Pay-gradings: Are you able to challenge them?

We have recently been encountering several cases in which employees have been trying to argue that they have not been placed in the right pay grade and that they should be getting a higher salary. They have then gone on to express a desire to submit an unlawful deduction of wages claim for all the time that they have been on the lower grade when they feel they should have been earning more.

During our research for these claims we have unfortunately encountered some fairly recent case law, which for the most part prevents these employees from making their claim. The case in point is that of Kingston Upon Hull City Council v Schofield & Others UKEAT/0616/11/DM.[1]

The Claimants in this case had disputed the grades at which they had been evaluated and after losing internal appeals to remedy it they took the council to the Employment Tribunal. Their primary argument was that the difference in pay between the grades was an unlawful deduction from wages and they wanted the tribunal to evaluate the jobs properly. The Tribunal agreed with the employees and put forward that they would need to put itself in the place of the employer.

On appeal however, this decision was unfortunately overturned. The Appeal Tribunal ruled that the Employment Tribunal does not have the jurisdiction to undertake the exercise of job evaluation assessment to ensure it had been carried out properly.

It is also important to note that in unlawful deductions from wages you need to be able to claim a specific ascertainable sum of wages which was payable.[2] If the amount that you want to claim is unquantifiable due to not knowing what specifically you would be paid (which is often the case when you think you should be a pay grade higher) then the claim will be for damages that the Employment Tribunal has no jurisdiction over in these instances.

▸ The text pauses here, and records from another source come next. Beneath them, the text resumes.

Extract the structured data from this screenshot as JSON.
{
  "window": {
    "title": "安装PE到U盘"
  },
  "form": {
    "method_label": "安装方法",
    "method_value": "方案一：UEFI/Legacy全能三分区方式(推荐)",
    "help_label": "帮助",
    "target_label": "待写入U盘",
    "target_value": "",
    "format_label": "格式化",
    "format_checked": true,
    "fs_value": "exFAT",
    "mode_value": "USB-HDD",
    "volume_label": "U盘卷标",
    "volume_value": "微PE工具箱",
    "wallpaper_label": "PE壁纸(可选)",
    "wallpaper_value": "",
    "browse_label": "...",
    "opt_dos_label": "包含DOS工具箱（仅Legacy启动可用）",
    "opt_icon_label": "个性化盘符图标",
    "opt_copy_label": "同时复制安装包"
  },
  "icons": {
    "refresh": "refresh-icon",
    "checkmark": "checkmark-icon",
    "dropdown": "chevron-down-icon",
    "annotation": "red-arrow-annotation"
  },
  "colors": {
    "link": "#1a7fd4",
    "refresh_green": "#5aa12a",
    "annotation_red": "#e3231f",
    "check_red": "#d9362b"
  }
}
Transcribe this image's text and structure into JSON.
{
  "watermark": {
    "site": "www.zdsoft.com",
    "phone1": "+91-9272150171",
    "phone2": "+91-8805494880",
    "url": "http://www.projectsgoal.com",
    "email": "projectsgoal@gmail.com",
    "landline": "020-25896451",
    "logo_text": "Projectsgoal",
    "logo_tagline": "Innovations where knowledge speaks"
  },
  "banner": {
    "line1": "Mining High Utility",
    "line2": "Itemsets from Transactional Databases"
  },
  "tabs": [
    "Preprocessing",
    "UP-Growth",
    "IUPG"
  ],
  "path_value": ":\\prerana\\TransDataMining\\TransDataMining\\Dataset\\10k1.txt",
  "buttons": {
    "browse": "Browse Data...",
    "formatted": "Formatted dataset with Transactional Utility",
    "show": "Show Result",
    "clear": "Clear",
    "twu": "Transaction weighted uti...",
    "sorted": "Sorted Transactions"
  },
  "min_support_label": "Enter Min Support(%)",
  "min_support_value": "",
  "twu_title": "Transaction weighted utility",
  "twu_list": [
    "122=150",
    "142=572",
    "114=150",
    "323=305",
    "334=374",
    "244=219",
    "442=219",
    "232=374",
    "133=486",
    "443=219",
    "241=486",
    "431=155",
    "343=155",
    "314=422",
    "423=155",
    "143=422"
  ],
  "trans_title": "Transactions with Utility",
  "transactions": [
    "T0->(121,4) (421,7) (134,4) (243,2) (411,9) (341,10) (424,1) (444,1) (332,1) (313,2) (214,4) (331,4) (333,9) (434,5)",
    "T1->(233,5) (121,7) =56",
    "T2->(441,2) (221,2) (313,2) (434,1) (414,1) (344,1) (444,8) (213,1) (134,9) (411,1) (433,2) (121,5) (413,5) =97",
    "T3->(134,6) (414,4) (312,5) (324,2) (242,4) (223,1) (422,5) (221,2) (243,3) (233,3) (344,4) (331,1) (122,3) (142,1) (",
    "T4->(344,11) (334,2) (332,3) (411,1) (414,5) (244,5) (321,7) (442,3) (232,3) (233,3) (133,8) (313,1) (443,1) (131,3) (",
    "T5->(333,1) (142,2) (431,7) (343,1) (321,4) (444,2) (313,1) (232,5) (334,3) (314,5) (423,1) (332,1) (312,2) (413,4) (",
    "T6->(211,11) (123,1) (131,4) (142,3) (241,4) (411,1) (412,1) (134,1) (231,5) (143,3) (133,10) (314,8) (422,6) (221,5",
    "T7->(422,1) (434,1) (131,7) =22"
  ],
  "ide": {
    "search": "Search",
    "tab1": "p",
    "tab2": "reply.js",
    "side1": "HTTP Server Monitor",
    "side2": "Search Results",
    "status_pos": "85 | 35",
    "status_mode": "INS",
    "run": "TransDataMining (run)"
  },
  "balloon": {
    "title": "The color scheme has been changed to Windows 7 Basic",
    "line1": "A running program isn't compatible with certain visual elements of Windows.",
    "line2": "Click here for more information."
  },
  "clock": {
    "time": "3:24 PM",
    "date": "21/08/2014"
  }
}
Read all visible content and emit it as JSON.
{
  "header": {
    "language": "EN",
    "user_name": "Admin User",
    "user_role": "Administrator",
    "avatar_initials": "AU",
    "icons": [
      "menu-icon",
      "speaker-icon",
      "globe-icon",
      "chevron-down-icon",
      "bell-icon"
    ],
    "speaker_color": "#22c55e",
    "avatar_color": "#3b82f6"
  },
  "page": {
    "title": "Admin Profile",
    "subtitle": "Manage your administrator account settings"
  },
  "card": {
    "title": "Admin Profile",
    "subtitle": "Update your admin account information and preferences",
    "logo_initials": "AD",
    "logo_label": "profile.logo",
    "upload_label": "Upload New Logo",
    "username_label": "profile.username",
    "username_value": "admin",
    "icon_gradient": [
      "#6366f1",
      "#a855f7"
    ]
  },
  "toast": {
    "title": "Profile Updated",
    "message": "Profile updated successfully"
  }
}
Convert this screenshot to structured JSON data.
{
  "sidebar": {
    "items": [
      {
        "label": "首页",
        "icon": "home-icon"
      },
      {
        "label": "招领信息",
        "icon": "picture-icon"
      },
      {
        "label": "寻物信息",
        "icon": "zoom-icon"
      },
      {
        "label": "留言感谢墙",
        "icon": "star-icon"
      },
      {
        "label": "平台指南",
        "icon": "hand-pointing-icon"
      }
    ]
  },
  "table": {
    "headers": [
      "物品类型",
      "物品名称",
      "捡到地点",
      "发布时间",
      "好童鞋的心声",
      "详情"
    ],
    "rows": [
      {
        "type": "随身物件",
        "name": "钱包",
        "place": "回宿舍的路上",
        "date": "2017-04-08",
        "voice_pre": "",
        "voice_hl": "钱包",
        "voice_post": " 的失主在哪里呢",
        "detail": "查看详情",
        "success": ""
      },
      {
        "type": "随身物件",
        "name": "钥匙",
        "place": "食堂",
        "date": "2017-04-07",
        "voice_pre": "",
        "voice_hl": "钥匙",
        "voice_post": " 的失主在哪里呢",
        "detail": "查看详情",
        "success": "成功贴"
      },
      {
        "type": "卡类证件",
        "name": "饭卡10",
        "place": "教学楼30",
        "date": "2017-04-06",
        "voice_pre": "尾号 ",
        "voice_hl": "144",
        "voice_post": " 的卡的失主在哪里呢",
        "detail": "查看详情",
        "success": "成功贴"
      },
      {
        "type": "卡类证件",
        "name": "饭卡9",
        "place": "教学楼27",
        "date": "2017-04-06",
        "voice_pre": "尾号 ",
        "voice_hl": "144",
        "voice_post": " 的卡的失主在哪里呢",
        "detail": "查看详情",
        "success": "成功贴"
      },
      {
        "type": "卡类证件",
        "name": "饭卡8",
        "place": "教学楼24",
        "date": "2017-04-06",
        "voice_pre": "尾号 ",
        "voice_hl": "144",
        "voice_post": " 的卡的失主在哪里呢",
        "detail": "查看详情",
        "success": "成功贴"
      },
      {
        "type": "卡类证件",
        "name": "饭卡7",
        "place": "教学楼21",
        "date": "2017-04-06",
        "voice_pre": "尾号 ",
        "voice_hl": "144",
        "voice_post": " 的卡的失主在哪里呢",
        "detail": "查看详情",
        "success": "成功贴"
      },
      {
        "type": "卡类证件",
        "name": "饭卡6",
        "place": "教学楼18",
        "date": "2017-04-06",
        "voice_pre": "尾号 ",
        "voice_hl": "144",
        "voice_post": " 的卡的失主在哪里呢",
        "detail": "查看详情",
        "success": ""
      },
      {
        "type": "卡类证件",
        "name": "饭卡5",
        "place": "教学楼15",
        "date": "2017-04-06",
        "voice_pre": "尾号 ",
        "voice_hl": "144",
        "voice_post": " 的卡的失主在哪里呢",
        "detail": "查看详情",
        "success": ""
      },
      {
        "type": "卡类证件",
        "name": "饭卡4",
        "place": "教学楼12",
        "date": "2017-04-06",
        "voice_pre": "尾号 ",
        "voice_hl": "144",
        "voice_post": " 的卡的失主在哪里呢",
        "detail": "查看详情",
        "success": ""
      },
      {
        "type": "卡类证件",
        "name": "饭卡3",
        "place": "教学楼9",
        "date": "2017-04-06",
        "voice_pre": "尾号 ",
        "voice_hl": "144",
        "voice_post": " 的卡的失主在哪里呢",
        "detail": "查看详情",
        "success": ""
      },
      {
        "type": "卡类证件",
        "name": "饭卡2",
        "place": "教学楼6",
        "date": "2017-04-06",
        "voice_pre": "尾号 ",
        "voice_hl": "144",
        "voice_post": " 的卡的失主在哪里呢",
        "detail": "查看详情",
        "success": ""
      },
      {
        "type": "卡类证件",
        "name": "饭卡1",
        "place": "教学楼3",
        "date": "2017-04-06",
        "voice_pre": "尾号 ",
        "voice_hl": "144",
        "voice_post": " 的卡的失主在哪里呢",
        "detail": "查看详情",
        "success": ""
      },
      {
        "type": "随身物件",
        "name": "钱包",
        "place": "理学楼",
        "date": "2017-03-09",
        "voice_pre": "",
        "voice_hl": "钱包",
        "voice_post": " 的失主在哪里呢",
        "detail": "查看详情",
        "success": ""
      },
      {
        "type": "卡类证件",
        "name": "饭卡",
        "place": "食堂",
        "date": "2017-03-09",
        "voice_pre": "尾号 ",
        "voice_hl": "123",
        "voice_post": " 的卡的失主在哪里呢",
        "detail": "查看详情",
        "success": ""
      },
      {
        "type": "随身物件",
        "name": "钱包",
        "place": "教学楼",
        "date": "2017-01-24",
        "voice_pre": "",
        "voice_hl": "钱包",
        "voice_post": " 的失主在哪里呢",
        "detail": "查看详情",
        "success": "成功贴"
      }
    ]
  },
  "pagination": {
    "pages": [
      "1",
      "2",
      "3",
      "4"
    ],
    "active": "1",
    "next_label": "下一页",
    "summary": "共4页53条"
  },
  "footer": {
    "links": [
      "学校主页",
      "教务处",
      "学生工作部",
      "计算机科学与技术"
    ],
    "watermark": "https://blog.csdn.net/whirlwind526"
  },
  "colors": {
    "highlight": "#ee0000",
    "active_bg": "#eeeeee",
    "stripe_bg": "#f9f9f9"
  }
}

So it appears that unfortunately if you feel you are on the wrong pay grade unless you can resolve the situation informally it is unlikely that you will be able to challenge the decision.